On the farm, each day begins at sunrise, as Lisa quickly found out that farming is a 24/7 commitment. Despite the long hours, she loves the work and loves having the support of her husband who can often be seen helping in the garden. “But I’m the less talented of the two of us,” comments Mark. “Lisa has the courage and perseverance to live out a dream. She’s the best example to our children and the community." Mark describes Lisa as “an excellent manager, a visionary, and an intense worker, whether it’s as goat ob/gyn or a field worker.”

Another overseas assignment necessitated a retrenchment of the public access to the farm.  Nevertheless Rainbeau Ridge continues to grow produce and raise animals.  Looking to the future, the couple sees the farm's activities, whether for the public or just for its own family  and friends enjoyment, as a living on-going experiment in sustainability.  “I want to live authentically and share what I can with my family, especially my grandchildren, and to whatever extent possible, the community.  I'm living the dream."

now in 2018

Rainbeau Ridge is actively engaged in supporting local groups and remaining a resource to the community.  

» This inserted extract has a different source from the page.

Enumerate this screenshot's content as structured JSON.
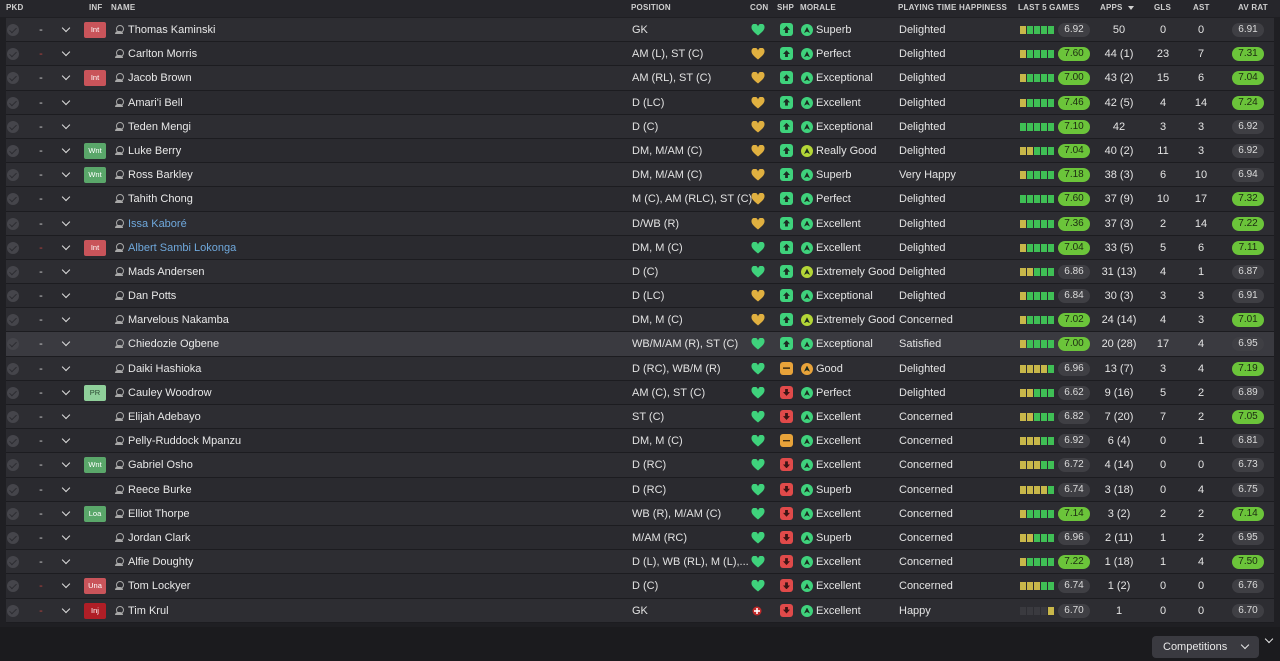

While not open to the public, Lisa is back on farm with volunteers.  Always ready to help community members who have interest in learning and starting their own efforts,  Rainbeau Ridge’s philosophy of  being a model of “accessible agriculture” continues its commitment by encouraging people to engage in any number of ways from shopping farmers markets to full scale farming.  To this end, Rainbeau Ridge has been the site for many who meet on the subject of farming and sustainability, including Bedford 2020, Hudson Valley Natural Beekeepers, the Herb Society of New York, Westchester Land Trust and garden clubs.